Material shown:
Content starts

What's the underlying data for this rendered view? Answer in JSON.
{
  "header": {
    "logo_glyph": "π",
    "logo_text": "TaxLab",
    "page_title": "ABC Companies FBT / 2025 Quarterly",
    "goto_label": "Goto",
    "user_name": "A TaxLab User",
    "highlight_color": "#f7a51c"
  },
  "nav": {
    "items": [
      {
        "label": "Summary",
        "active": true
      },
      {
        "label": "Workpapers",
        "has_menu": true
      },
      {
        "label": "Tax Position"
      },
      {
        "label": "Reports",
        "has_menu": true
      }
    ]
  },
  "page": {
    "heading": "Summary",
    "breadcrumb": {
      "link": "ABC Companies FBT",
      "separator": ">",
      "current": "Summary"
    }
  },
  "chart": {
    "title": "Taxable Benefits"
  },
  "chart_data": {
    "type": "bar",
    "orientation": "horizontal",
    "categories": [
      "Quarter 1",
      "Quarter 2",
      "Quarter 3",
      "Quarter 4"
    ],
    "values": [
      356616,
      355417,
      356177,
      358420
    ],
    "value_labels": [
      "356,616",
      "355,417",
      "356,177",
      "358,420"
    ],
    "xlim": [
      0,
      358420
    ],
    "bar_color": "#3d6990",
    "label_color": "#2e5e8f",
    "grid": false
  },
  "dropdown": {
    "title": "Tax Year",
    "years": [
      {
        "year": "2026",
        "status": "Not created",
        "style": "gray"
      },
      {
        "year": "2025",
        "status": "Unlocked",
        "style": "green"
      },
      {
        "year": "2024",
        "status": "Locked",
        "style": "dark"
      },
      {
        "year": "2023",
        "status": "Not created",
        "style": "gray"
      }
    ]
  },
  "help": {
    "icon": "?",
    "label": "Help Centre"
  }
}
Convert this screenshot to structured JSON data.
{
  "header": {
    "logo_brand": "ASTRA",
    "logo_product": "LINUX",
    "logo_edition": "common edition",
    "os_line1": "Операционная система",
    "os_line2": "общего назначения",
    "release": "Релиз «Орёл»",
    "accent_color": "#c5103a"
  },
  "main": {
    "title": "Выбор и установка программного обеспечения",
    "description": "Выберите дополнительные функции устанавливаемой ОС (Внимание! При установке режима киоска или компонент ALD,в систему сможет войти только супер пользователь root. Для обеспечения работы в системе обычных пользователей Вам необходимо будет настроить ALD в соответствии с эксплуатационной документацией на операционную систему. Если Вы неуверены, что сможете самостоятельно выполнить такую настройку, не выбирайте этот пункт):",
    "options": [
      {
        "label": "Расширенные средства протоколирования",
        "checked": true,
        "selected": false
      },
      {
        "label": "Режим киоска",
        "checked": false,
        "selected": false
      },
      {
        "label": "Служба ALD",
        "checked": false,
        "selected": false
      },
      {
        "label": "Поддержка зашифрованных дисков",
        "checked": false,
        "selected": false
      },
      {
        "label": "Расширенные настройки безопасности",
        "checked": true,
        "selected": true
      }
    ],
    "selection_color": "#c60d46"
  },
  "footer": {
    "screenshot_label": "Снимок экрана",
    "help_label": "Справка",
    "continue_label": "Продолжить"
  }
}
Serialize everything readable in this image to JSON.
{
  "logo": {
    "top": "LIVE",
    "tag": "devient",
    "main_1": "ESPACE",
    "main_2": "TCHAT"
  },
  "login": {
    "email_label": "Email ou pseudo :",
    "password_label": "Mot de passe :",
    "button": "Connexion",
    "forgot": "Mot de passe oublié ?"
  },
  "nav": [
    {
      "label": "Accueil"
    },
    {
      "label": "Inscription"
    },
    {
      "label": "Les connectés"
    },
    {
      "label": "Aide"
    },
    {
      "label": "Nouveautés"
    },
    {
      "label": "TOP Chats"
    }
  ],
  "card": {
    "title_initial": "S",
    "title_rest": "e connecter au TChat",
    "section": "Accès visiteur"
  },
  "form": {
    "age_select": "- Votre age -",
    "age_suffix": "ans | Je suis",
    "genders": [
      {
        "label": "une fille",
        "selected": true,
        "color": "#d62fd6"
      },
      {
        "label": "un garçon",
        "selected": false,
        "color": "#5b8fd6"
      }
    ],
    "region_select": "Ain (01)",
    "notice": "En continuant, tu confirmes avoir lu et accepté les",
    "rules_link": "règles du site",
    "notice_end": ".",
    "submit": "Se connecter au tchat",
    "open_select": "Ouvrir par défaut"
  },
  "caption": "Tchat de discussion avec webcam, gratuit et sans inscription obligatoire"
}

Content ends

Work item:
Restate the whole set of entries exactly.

Solution for this problem:
What's the underlying data for this rendered view? Answer in JSON.
{
  "header": {
    "logo_glyph": "π",
    "logo_text": "TaxLab",
    "page_title": "ABC Companies FBT / 2025 Quarterly",
    "goto_label": "Goto",
    "user_name": "A TaxLab User",
    "highlight_color": "#f7a51c"
  },
  "nav": {
    "items": [
      {
        "label": "Summary",
        "active": true
      },
      {
        "label": "Workpapers",
        "has_menu": true
      },
      {
        "label": "Tax Position"
      },
      {
        "label": "Reports",
        "has_menu": true
      }
    ]
  },
  "page": {
    "heading": "Summary",
    "breadcrumb": {
      "link": "ABC Companies FBT",
      "separator": ">",
      "current": "Summary"
    }
  },
  "chart": {
    "title": "Taxable Benefits"
  },
  "chart_data": {
    "type": "bar",
    "orientation": "horizontal",
    "categories": [
      "Quarter 1",
      "Quarter 2",
      "Quarter 3",
      "Quarter 4"
    ],
    "values": [
      356616,
      355417,
      356177,
      358420
    ],
    "value_labels": [
      "356,616",
      "355,417",
      "356,177",
      "358,420"
    ],
    "xlim": [
      0,
      358420
    ],
    "bar_color": "#3d6990",
    "label_color": "#2e5e8f",
    "grid": false
  },
  "dropdown": {
    "title": "Tax Year",
    "years": [
      {
        "year": "2026",
        "status": "Not created",
        "style": "gray"
      },
      {
        "year": "2025",
        "status": "Unlocked",
        "style": "green"
      },
      {
        "year": "2024",
        "status": "Locked",
        "style": "dark"
      },
      {
        "year": "2023",
        "status": "Not created",
        "style": "gray"
      }
    ]
  },
  "help": {
    "icon": "?",
    "label": "Help Centre"
  }
}
Convert this screenshot to structured JSON data.
{
  "header": {
    "logo_brand": "ASTRA",
    "logo_product": "LINUX",
    "logo_edition": "common edition",
    "os_line1": "Операционная система",
    "os_line2": "общего назначения",
    "release": "Релиз «Орёл»",
    "accent_color": "#c5103a"
  },
  "main": {
    "title": "Выбор и установка программного обеспечения",
    "description": "Выберите дополнительные функции устанавливаемой ОС (Внимание! При установке режима киоска или компонент ALD,в систему сможет войти только супер пользователь root. Для обеспечения работы в системе обычных пользователей Вам необходимо будет настроить ALD в соответствии с эксплуатационной документацией на операционную систему. Если Вы неуверены, что сможете самостоятельно выполнить такую настройку, не выбирайте этот пункт):",
    "options": [
      {
        "label": "Расширенные средства протоколирования",
        "checked": true,
        "selected": false
      },
      {
        "label": "Режим киоска",
        "checked": false,
        "selected": false
      },
      {
        "label": "Служба ALD",
        "checked": false,
        "selected": false
      },
      {
        "label": "Поддержка зашифрованных дисков",
        "checked": false,
        "selected": false
      },
      {
        "label": "Расширенные настройки безопасности",
        "checked": true,
        "selected": true
      }
    ],
    "selection_color": "#c60d46"
  },
  "footer": {
    "screenshot_label": "Снимок экрана",
    "help_label": "Справка",
    "continue_label": "Продолжить"
  }
}
Serialize everything readable in this image to JSON.
{
  "logo": {
    "top": "LIVE",
    "tag": "devient",
    "main_1": "ESPACE",
    "main_2": "TCHAT"
  },
  "login": {
    "email_label": "Email ou pseudo :",
    "password_label": "Mot de passe :",
    "button": "Connexion",
    "forgot": "Mot de passe oublié ?"
  },
  "nav": [
    {
      "label": "Accueil"
    },
    {
      "label": "Inscription"
    },
    {
      "label": "Les connectés"
    },
    {
      "label": "Aide"
    },
    {
      "label": "Nouveautés"
    },
    {
      "label": "TOP Chats"
    }
  ],
  "card": {
    "title_initial": "S",
    "title_rest": "e connecter au TChat",
    "section": "Accès visiteur"
  },
  "form": {
    "age_select": "- Votre age -",
    "age_suffix": "ans | Je suis",
    "genders": [
      {
        "label": "une fille",
        "selected": true,
        "color": "#d62fd6"
      },
      {
        "label": "un garçon",
        "selected": false,
        "color": "#5b8fd6"
      }
    ],
    "region_select": "Ain (01)",
    "notice": "En continuant, tu confirmes avoir lu et accepté les",
    "rules_link": "règles du site",
    "notice_end": ".",
    "submit": "Se connecter au tchat",
    "open_select": "Ouvrir par défaut"
  },
  "caption": "Tchat de discussion avec webcam, gratuit et sans inscription obligatoire"
}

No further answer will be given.